While Apple won't detail the T1 to any significant depth to avoid exploits, some details on how the Touch Bar works in conjunction with the new T1 chip have surfaced — including what happens if the Touch Bar needs to be replaced. AppleInsider explains.
Apple introduced the new MacBook Pro with Touch Bar on Thursday, and as part of the assembly, it contains a sapphire Touch ID sensor on the right hand side above the delete key. Touch ID by itself wouldn't be possible as Apple has implemented it on the iPhone without some sort of dedicated, secure chipset.
The company has also included what it has dubbed the T1 chipset. The new chipset, debuting on the MacBook Pro implements Apple's secure enclave, independent of macOS and the Intel processor contained within.
Resolution details of the Touch Bar
The Touch Bar is essentially a USB 2180x80 display, mounted for optimal viewing at a 45 degree angle. Apple reserves 128 pixels on the left as the "system button," and 608 pixels on the right for the "control strip," including Touch ID prompts — but not the sensor itself, which sits to the right of the Touch Bar.
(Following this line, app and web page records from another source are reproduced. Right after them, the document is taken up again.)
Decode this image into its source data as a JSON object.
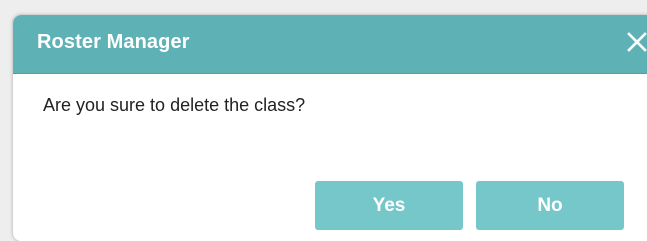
{
  "dialog": {
    "title": "Roster Manager",
    "message": "Are you sure to delete the class?",
    "close_icon": "close-icon",
    "buttons": {
      "yes_label": "Yes",
      "no_label": "No"
    }
  },
  "colors": {
    "titlebar": "#5eb1b5",
    "button": "#75c7c9",
    "text": "#222222",
    "title_text": "#ffffff"
  }
}
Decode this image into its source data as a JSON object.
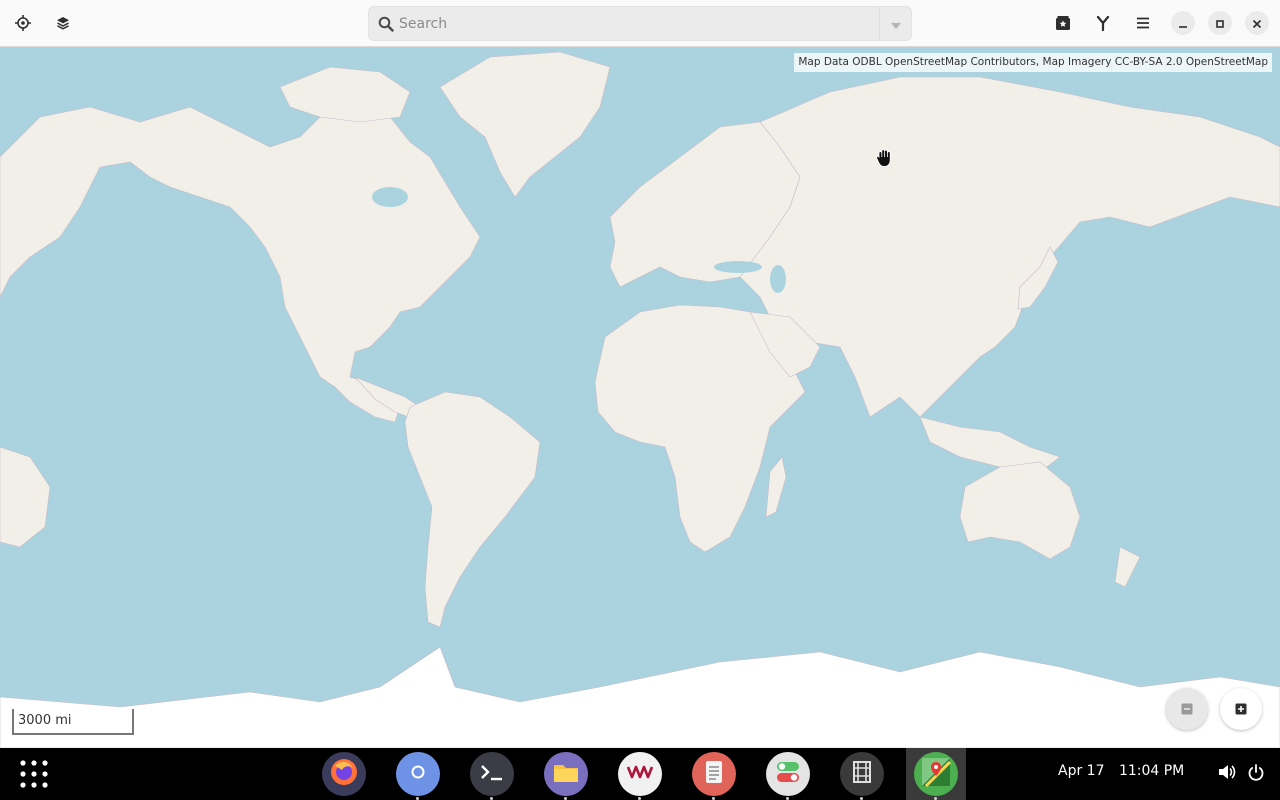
{
  "header": {
    "locate_icon": "crosshair-icon",
    "layers_icon": "layers-icon",
    "search": {
      "placeholder": "Search",
      "value": ""
    },
    "favorites_icon": "star-box-icon",
    "route_icon": "route-fork-icon",
    "menu_icon": "hamburger-menu-icon",
    "minimize_icon": "minimize-icon",
    "maximize_icon": "maximize-icon",
    "close_icon": "close-icon"
  },
  "map": {
    "attribution": "Map Data ODBL OpenStreetMap Contributors, Map Imagery CC-BY-SA 2.0 OpenStreetMap",
    "scale_label": "3000 mi",
    "zoom_out_icon": "minus-icon",
    "zoom_in_icon": "plus-icon",
    "cursor_icon": "grab-hand-icon",
    "colors": {
      "water": "#aad3df",
      "land": "#f2efe9",
      "ice": "#ffffff",
      "borders": "#b9a8b9"
    }
  },
  "taskbar": {
    "apps_icon": "app-grid-icon",
    "dock": [
      {
        "name": "Firefox",
        "icon": "firefox-icon",
        "color": "#3b3b5c"
      },
      {
        "name": "Chromium",
        "icon": "chromium-icon",
        "color": "#6e93e6"
      },
      {
        "name": "Terminal",
        "icon": "terminal-icon",
        "color": "#3c3c46"
      },
      {
        "name": "Files",
        "icon": "folder-icon",
        "color": "#7a6fbf"
      },
      {
        "name": "Virt Manager",
        "icon": "vm-icon",
        "color": "#f1f1f1"
      },
      {
        "name": "Text Editor",
        "icon": "document-icon",
        "color": "#e0645a"
      },
      {
        "name": "Tweaks",
        "icon": "toggles-icon",
        "color": "#e4e4e4"
      },
      {
        "name": "Boxes",
        "icon": "boxes-icon",
        "color": "#3a3a3a"
      },
      {
        "name": "Maps",
        "icon": "maps-icon",
        "color": "#4caf50"
      }
    ],
    "date": "Apr 17",
    "time": "11:04 PM",
    "volume_icon": "volume-icon",
    "power_icon": "power-icon"
  }
}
The remaining 1370 pixels in the approximate center of the bar is the application region for general usage.
Where does the T1 come from?
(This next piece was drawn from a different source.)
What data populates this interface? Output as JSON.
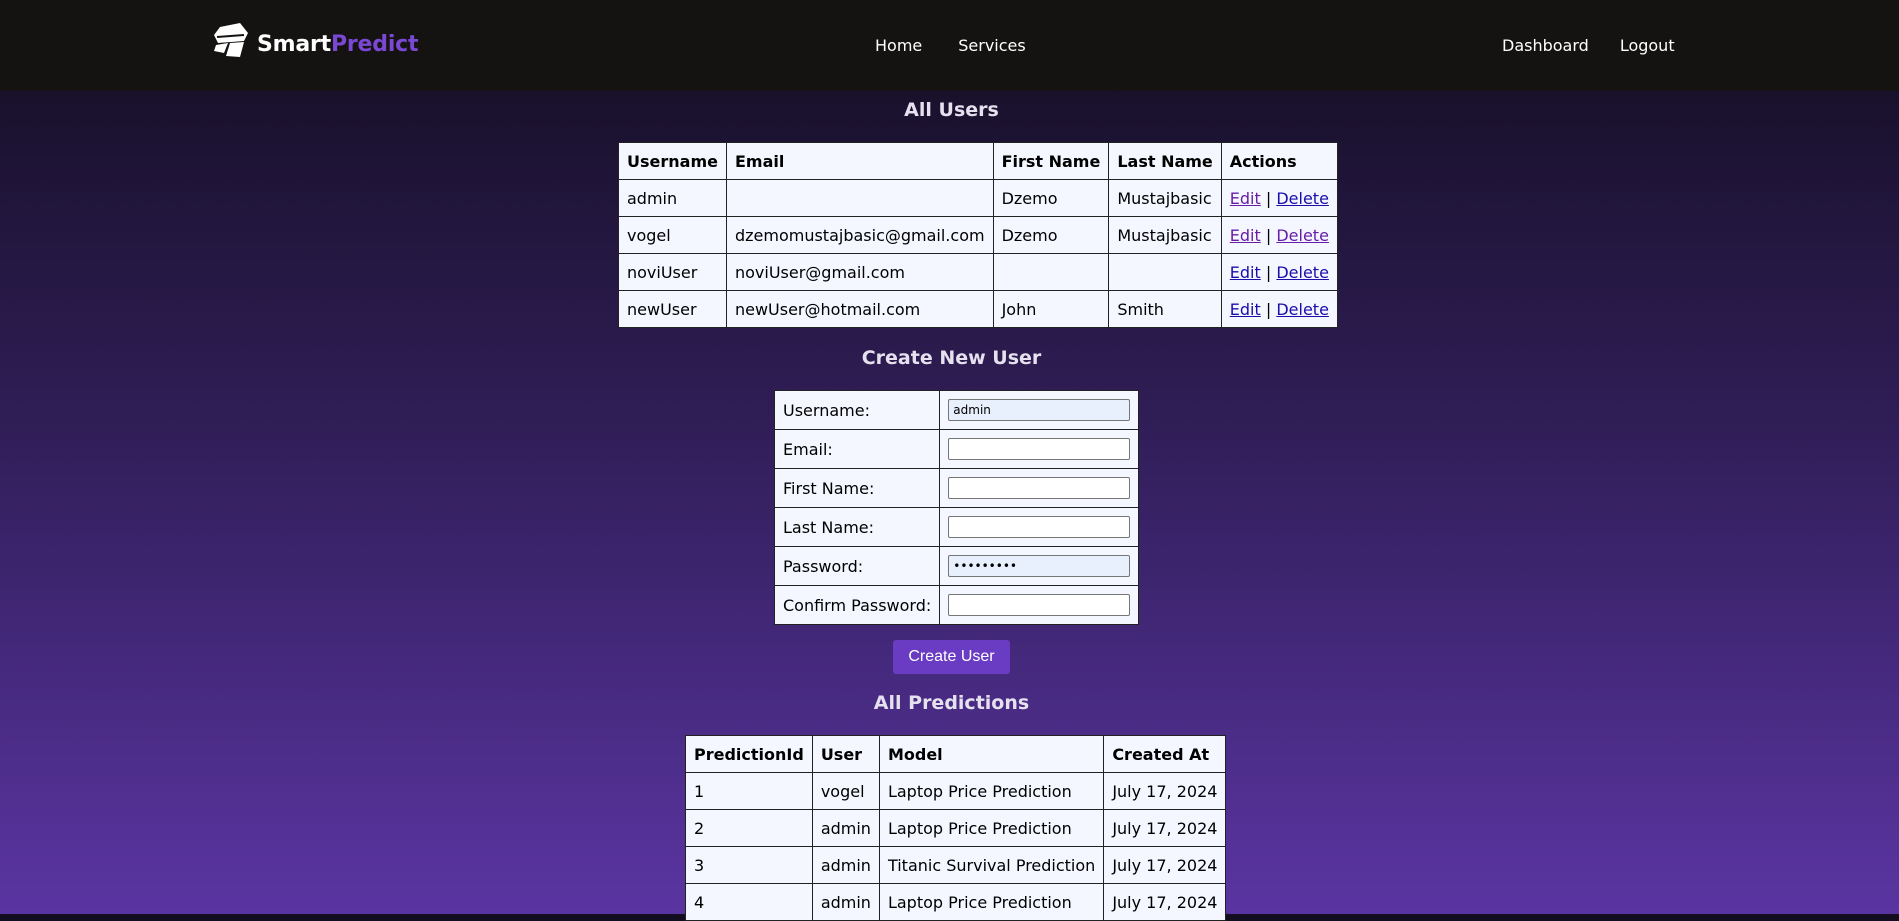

Developer Steven Troughton-Smith claimed that the T1 is similar to the system-on-a-chip used in the Apple Watch, telling The Verge that the chip is a "variant" of the S1 in the Apple Watch. However, sources within Apple that AppleInsider has spoken with calls the remark an over-generalization of the technology.
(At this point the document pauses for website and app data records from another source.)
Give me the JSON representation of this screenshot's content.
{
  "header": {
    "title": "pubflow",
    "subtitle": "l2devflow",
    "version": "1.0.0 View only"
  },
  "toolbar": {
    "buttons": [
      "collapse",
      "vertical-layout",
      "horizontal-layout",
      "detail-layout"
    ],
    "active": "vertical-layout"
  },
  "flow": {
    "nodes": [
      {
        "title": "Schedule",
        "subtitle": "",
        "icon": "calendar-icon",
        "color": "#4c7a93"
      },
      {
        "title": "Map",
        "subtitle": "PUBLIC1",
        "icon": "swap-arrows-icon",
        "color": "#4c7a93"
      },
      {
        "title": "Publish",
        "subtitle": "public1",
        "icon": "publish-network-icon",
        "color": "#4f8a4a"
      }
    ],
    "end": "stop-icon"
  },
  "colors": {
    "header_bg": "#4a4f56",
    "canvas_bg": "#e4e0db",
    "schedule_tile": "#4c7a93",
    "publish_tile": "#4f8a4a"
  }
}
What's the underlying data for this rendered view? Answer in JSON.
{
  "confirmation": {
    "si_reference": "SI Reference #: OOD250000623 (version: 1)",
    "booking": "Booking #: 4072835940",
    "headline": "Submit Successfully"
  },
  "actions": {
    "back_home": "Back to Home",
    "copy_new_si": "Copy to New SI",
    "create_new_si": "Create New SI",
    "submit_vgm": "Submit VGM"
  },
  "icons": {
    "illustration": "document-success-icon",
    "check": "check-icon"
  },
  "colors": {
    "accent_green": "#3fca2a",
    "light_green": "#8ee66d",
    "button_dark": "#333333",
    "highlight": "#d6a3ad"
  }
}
If the Track Bar needs replacing for any reason, so does the T1.
"Sure, there's some commonalities between it and the Watch, given that they're both ARM, with some shared engineers and design philosophies," we were told. "But, to call it an Apple Watch [SoC] variant isn't accurate at all."
"There has always been a common core between OS X, and iOS, and by extension, the Apple Watch — just like Steve [Jobs] said way back in the day," our Apple source added. "Just because the same routines are used, and some of the same API calls doesn't mean that the chip is the same, not at all."
Some other claims by Troughton-Smith were confirmed as being generally correct, however.
"The Touch Bar theoretically could run while the rest of the machine is turned off," said Troughton-Smith. "So you get all the low-power and security benefits of an iOS device, without having to switch to ARM completely on the desktop."
Parts of the Touch Bar run already independently of macOS, as the bar is used to turn on the computer, and authenticate a user.
Troughton-Smith's remarks are further borne out by alleged remarks from Apple Senior Vice President of Software Craig Federighi made in an email to a customer. When asked if the Touch Bar turned into a regular function bar in Boot Camp, Federighi allegedly confirmed the behavior.
If the statement actually came from the executive, it proves that the bar is independent of macOS Sierra itself.
Fixing the Touch Bar at the Genius Bar
As a user-facing component, the Touch Bar and integrated Touch ID sensor will see a lot of wear. According to data gleaned by AppleInsider around five percent of all service calls for macOS and iOS devices at Apple retail stores are about physically broken screens, with another two percent being macOS broken input devices like keyboards or trackpads.
According to our sources inside Apple, the company is expecting similar numbers for the Touch Bar, as it sees for broken input devices.
AppleInsider has learned there is no association procedure between a service stock generic Touch Bar, and the T1 inside the MacBook Pro. As a result, at least for now, if the Track Bar needs replacing for any reason, so does the T1.
Troughton-Smith believes that the front-facing camera in the new MacBook Pro is governed by the secure enclave in the T1, so it is possible that a failure of any of the related components would necessitate a three-part swap. Our source specifically said that they "would neither confirm nor deny" that statement.
The 2016 MacBook Pro family, announced Thursday, is a major redesign to Apple's flagship notebook, and comes in screen sizes of 13 and 15 inches, with core models starting at $1,799. Shipping will start for the Touch Bar-equipped machines in Â to three weeks, but four to five-week delays in receipt have already been reported.
AppleInsider was at the event, and was able to spend some time with all the latest hardware.